## Task prompt
Go through the listing beneath and show each line containing the string "manager".

━━━━━ Provided records

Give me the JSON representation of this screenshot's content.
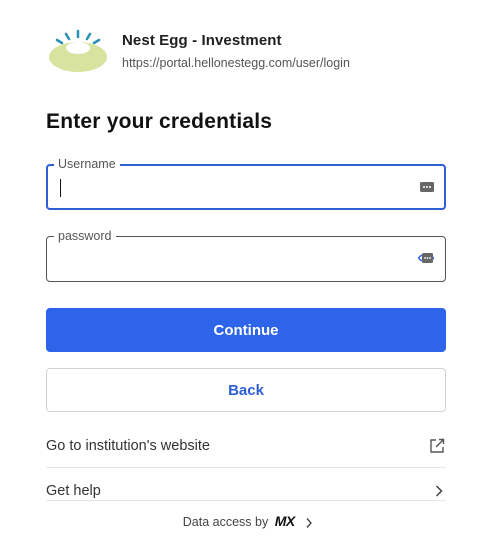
{
  "institution": {
    "name": "Nest Egg - Investment",
    "url": "https://portal.hellonestegg.com/user/login"
  },
  "form": {
    "title": "Enter your credentials",
    "username": {
      "label": "Username",
      "value": ""
    },
    "password": {
      "label": "password",
      "value": ""
    }
  },
  "buttons": {
    "continue": "Continue",
    "back": "Back"
  },
  "links": {
    "institution_website": "Go to institution's website",
    "get_help": "Get help"
  },
  "footer": {
    "prefix": "Data access by",
    "brand": "MX"
  },
  "colors": {
    "accent": "#2d64ea",
    "focus_border": "#2d5ed6",
    "logo_green": "#d8e3a0",
    "logo_blue": "#2a8fb5"
  },
  "icons": {
    "logo": "nest-egg-logo",
    "username_field": "password-manager-icon",
    "password_field": "password-manager-icon",
    "external": "external-link-icon",
    "help": "chevron-right-icon",
    "footer": "chevron-right-icon"
  }
}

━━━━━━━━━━

## Response
    "username_field": "password-manager-icon",
    "password_field": "password-manager-icon",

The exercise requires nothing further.